→ Extracted material
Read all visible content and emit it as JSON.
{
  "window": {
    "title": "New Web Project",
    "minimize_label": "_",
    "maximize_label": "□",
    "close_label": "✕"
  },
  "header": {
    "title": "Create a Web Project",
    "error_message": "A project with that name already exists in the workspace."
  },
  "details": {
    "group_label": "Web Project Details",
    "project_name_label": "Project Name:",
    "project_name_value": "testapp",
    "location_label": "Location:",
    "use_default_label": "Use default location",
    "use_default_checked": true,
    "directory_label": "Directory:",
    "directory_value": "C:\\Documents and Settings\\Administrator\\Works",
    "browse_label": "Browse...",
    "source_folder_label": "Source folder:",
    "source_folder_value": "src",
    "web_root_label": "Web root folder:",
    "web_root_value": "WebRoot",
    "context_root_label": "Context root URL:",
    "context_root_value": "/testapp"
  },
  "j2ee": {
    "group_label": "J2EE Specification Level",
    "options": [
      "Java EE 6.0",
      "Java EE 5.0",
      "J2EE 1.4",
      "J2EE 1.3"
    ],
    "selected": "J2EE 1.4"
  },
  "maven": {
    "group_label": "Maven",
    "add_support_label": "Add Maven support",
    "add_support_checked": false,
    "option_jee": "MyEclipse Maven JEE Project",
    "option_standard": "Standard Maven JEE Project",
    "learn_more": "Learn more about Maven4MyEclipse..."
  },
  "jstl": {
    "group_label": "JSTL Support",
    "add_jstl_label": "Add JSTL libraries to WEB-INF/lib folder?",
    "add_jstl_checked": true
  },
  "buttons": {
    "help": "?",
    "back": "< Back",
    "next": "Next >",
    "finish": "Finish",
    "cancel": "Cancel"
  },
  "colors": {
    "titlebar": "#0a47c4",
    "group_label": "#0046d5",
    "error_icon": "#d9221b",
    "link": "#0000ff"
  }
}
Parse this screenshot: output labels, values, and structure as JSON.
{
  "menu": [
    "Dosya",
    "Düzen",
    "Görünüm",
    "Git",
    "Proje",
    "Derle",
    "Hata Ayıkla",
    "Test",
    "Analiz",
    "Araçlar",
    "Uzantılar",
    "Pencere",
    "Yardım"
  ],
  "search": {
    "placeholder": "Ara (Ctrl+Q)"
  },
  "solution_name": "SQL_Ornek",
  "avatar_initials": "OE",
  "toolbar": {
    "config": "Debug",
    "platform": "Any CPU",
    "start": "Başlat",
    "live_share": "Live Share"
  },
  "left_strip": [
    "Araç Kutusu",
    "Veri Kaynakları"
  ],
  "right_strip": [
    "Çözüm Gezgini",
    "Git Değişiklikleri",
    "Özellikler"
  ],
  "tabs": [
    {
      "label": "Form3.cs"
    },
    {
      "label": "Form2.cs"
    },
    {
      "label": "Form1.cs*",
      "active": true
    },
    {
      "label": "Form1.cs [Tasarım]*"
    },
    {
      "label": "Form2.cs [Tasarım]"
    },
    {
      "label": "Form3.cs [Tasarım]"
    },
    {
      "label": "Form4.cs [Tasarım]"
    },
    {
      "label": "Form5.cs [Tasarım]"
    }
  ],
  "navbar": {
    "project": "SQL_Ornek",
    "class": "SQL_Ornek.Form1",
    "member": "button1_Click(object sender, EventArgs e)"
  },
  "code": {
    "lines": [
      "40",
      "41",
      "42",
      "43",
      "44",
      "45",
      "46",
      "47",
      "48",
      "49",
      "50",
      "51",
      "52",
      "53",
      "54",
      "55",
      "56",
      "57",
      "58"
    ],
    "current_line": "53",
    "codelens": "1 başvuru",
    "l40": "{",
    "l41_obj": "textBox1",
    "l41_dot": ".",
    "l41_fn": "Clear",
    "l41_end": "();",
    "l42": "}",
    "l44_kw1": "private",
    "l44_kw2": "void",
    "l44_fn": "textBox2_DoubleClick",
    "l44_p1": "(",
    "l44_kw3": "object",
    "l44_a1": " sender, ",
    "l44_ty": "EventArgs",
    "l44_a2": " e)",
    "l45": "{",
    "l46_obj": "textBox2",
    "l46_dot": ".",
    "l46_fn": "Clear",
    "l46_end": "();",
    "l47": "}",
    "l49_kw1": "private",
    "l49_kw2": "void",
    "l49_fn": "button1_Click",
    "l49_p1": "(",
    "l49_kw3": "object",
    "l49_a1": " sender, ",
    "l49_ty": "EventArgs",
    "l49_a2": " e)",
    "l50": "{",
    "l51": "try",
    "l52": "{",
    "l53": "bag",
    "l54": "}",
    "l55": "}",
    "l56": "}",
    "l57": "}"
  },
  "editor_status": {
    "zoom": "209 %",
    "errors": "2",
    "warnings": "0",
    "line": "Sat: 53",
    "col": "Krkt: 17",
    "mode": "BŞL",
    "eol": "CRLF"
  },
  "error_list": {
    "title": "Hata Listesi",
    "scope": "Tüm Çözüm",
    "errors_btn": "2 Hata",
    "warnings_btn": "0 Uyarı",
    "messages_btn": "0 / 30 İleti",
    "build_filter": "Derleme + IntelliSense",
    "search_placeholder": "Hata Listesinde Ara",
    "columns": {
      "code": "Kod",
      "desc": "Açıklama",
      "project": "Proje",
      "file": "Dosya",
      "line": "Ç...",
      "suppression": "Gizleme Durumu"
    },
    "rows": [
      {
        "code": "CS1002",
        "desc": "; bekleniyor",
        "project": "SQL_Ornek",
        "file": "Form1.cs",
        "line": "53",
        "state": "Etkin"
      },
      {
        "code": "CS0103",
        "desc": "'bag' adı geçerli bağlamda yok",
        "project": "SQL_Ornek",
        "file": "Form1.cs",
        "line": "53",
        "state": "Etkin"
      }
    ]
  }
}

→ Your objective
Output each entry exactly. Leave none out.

→ Solution for this exercise
Read all visible content and emit it as JSON.
{
  "window": {
    "title": "New Web Project",
    "minimize_label": "_",
    "maximize_label": "□",
    "close_label": "✕"
  },
  "header": {
    "title": "Create a Web Project",
    "error_message": "A project with that name already exists in the workspace."
  },
  "details": {
    "group_label": "Web Project Details",
    "project_name_label": "Project Name:",
    "project_name_value": "testapp",
    "location_label": "Location:",
    "use_default_label": "Use default location",
    "use_default_checked": true,
    "directory_label": "Directory:",
    "directory_value": "C:\\Documents and Settings\\Administrator\\Works",
    "browse_label": "Browse...",
    "source_folder_label": "Source folder:",
    "source_folder_value": "src",
    "web_root_label": "Web root folder:",
    "web_root_value": "WebRoot",
    "context_root_label": "Context root URL:",
    "context_root_value": "/testapp"
  },
  "j2ee": {
    "group_label": "J2EE Specification Level",
    "options": [
      "Java EE 6.0",
      "Java EE 5.0",
      "J2EE 1.4",
      "J2EE 1.3"
    ],
    "selected": "J2EE 1.4"
  },
  "maven": {
    "group_label": "Maven",
    "add_support_label": "Add Maven support",
    "add_support_checked": false,
    "option_jee": "MyEclipse Maven JEE Project",
    "option_standard": "Standard Maven JEE Project",
    "learn_more": "Learn more about Maven4MyEclipse..."
  },
  "jstl": {
    "group_label": "JSTL Support",
    "add_jstl_label": "Add JSTL libraries to WEB-INF/lib folder?",
    "add_jstl_checked": true
  },
  "buttons": {
    "help": "?",
    "back": "< Back",
    "next": "Next >",
    "finish": "Finish",
    "cancel": "Cancel"
  },
  "colors": {
    "titlebar": "#0a47c4",
    "group_label": "#0046d5",
    "error_icon": "#d9221b",
    "link": "#0000ff"
  }
}
Parse this screenshot: output labels, values, and structure as JSON.
{
  "menu": [
    "Dosya",
    "Düzen",
    "Görünüm",
    "Git",
    "Proje",
    "Derle",
    "Hata Ayıkla",
    "Test",
    "Analiz",
    "Araçlar",
    "Uzantılar",
    "Pencere",
    "Yardım"
  ],
  "search": {
    "placeholder": "Ara (Ctrl+Q)"
  },
  "solution_name": "SQL_Ornek",
  "avatar_initials": "OE",
  "toolbar": {
    "config": "Debug",
    "platform": "Any CPU",
    "start": "Başlat",
    "live_share": "Live Share"
  },
  "left_strip": [
    "Araç Kutusu",
    "Veri Kaynakları"
  ],
  "right_strip": [
    "Çözüm Gezgini",
    "Git Değişiklikleri",
    "Özellikler"
  ],
  "tabs": [
    {
      "label": "Form3.cs"
    },
    {
      "label": "Form2.cs"
    },
    {
      "label": "Form1.cs*",
      "active": true
    },
    {
      "label": "Form1.cs [Tasarım]*"
    },
    {
      "label": "Form2.cs [Tasarım]"
    },
    {
      "label": "Form3.cs [Tasarım]"
    },
    {
      "label": "Form4.cs [Tasarım]"
    },
    {
      "label": "Form5.cs [Tasarım]"
    }
  ],
  "navbar": {
    "project": "SQL_Ornek",
    "class": "SQL_Ornek.Form1",
    "member": "button1_Click(object sender, EventArgs e)"
  },
  "code": {
    "lines": [
      "40",
      "41",
      "42",
      "43",
      "44",
      "45",
      "46",
      "47",
      "48",
      "49",
      "50",
      "51",
      "52",
      "53",
      "54",
      "55",
      "56",
      "57",
      "58"
    ],
    "current_line": "53",
    "codelens": "1 başvuru",
    "l40": "{",
    "l41_obj": "textBox1",
    "l41_dot": ".",
    "l41_fn": "Clear",
    "l41_end": "();",
    "l42": "}",
    "l44_kw1": "private",
    "l44_kw2": "void",
    "l44_fn": "textBox2_DoubleClick",
    "l44_p1": "(",
    "l44_kw3": "object",
    "l44_a1": " sender, ",
    "l44_ty": "EventArgs",
    "l44_a2": " e)",
    "l45": "{",
    "l46_obj": "textBox2",
    "l46_dot": ".",
    "l46_fn": "Clear",
    "l46_end": "();",
    "l47": "}",
    "l49_kw1": "private",
    "l49_kw2": "void",
    "l49_fn": "button1_Click",
    "l49_p1": "(",
    "l49_kw3": "object",
    "l49_a1": " sender, ",
    "l49_ty": "EventArgs",
    "l49_a2": " e)",
    "l50": "{",
    "l51": "try",
    "l52": "{",
    "l53": "bag",
    "l54": "}",
    "l55": "}",
    "l56": "}",
    "l57": "}"
  },
  "editor_status": {
    "zoom": "209 %",
    "errors": "2",
    "warnings": "0",
    "line": "Sat: 53",
    "col": "Krkt: 17",
    "mode": "BŞL",
    "eol": "CRLF"
  },
  "error_list": {
    "title": "Hata Listesi",
    "scope": "Tüm Çözüm",
    "errors_btn": "2 Hata",
    "warnings_btn": "0 Uyarı",
    "messages_btn": "0 / 30 İleti",
    "build_filter": "Derleme + IntelliSense",
    "search_placeholder": "Hata Listesinde Ara",
    "columns": {
      "code": "Kod",
      "desc": "Açıklama",
      "project": "Proje",
      "file": "Dosya",
      "line": "Ç...",
      "suppression": "Gizleme Durumu"
    },
    "rows": [
      {
        "code": "CS1002",
        "desc": "; bekleniyor",
        "project": "SQL_Ornek",
        "file": "Form1.cs",
        "line": "53",
        "state": "Etkin"
      },
      {
        "code": "CS0103",
        "desc": "'bag' adı geçerli bağlamda yok",
        "project": "SQL_Ornek",
        "file": "Form1.cs",
        "line": "53",
        "state": "Etkin"
      }
    ]
  }
}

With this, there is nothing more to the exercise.